One inch a week is the standard water requirement established for most lawns; however, this will vary between different turf species and even among cultivars within a species. There will also be varying water requirements for seasonal changes and still more differences brought about because of different soil types.
Look at your lawn to determine its water needs. Grass in need of water will have a grey-blue cast to it, rather than a blue-green or green color. Also, footprints will still appear after a half-hour or more on a lawn in need of water, while on a well-watered lawn footprints will completely disappear within minutes.
Use a soil probe, such as a screwdriver or large spike to determine how dry your lawn is. If the probe can be pushed into the soil easily, it’s probably still moist, but if it takes a lot of pressure to push in, it’s time to water.
Verify watering quantities with the same measuring can method described above, except you will want to note the time it takes for the cans to collect a specific amount of water. For example, if 0.5 cm (0.25-inches) collects in 30 minutes, you can easily calculate that it will take one hour to apply 1 cm (0.5-inches) of water or two hours to apply 2.5 cm (1-inch).
Water timers can help provide consistency and even be programmed or set to turn-off when no one is awake or at home. Some timers measure just the amount of time water is flowing through the devise and you have to know or calculate how long to set the timer for (see item above). Other units measure the number of gallons of water flowing through it. Knowing that 600 gallons per 1,000 square feet equals one-inch of water will help you calculate the timer settings your lawn will require.
Your new sod lawn significantly increases your property value. With proper care your lawn will remain a great asset, providing beauty, a clean playing surface, and an improved environment.
During the first three weeks, avoid heavy traffic on your new lawn. Give the roots an opportunity to firmly knit with the soil before using it regularly. Avoid leaving large indents or footprints.
Mow often, generally removing no more than 1/3 of the grass height at a mowing. Keep your mower blade sharp.

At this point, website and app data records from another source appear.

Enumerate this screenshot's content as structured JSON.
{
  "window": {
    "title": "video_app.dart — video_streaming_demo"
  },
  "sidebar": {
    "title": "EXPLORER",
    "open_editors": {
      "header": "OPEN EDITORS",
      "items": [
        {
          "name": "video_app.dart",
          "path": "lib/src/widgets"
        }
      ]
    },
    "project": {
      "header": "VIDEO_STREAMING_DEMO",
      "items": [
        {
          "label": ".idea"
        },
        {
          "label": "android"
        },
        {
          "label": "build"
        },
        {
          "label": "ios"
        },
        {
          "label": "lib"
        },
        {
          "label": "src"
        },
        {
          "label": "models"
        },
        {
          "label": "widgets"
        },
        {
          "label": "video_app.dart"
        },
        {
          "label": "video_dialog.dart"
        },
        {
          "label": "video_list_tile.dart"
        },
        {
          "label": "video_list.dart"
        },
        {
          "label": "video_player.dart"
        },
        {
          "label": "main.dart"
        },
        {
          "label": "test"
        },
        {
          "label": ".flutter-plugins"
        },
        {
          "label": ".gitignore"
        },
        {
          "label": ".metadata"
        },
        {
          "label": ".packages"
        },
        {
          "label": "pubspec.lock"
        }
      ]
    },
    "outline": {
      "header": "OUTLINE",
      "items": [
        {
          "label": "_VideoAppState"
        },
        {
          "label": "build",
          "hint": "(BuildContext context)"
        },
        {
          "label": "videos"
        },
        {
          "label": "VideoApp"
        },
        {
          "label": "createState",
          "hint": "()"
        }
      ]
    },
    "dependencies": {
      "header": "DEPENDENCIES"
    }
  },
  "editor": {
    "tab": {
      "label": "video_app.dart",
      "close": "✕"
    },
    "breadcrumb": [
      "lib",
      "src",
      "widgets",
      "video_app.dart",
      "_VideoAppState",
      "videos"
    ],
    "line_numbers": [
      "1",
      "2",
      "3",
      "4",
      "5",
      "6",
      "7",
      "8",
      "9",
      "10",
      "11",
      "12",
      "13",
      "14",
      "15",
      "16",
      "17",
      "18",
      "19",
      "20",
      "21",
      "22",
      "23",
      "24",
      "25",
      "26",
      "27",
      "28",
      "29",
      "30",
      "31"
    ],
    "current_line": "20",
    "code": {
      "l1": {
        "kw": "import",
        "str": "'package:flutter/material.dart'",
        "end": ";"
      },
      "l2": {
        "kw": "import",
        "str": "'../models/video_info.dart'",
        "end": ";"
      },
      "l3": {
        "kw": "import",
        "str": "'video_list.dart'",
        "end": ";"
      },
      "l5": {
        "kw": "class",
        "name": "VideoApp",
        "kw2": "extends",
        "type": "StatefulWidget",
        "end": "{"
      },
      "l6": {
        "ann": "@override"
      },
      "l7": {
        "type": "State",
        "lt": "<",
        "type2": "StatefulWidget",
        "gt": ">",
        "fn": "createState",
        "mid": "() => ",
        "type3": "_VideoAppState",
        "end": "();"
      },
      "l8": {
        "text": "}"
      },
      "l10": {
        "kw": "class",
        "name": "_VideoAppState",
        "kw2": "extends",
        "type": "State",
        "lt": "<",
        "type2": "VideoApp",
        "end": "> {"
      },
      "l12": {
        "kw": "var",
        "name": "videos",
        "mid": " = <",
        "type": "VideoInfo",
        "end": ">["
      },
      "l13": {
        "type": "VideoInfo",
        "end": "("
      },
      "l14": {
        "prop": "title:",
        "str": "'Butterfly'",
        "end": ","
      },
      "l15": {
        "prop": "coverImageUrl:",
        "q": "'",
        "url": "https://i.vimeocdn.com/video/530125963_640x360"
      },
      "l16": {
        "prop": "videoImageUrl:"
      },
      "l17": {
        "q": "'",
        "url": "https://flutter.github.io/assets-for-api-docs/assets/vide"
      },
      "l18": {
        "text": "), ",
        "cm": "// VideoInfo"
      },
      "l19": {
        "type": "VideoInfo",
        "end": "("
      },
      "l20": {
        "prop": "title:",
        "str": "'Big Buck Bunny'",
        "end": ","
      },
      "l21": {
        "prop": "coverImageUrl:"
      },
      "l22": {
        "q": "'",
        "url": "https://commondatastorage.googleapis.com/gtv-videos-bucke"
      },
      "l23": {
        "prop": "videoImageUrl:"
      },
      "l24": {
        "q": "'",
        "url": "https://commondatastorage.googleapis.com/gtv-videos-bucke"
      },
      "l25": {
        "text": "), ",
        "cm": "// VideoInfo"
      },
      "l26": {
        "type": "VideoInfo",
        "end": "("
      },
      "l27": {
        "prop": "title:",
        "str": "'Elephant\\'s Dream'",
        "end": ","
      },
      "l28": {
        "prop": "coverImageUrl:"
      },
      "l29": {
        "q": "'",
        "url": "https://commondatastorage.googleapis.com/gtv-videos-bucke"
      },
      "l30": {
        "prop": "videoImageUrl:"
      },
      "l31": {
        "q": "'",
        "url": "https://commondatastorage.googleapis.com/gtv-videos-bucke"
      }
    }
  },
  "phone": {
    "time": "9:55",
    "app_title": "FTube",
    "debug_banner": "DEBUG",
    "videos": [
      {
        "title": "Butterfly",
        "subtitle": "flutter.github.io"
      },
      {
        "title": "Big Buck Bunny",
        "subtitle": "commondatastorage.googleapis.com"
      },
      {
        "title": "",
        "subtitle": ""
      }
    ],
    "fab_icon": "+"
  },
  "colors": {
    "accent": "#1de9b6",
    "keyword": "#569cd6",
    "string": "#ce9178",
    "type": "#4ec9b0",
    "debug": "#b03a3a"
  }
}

Fertilizer and chemical applications will depend on climate, sod type, soil type, insects, weed, and disease conditions. For fertilizer and maintenance requirements contact a East Coast Sod representative.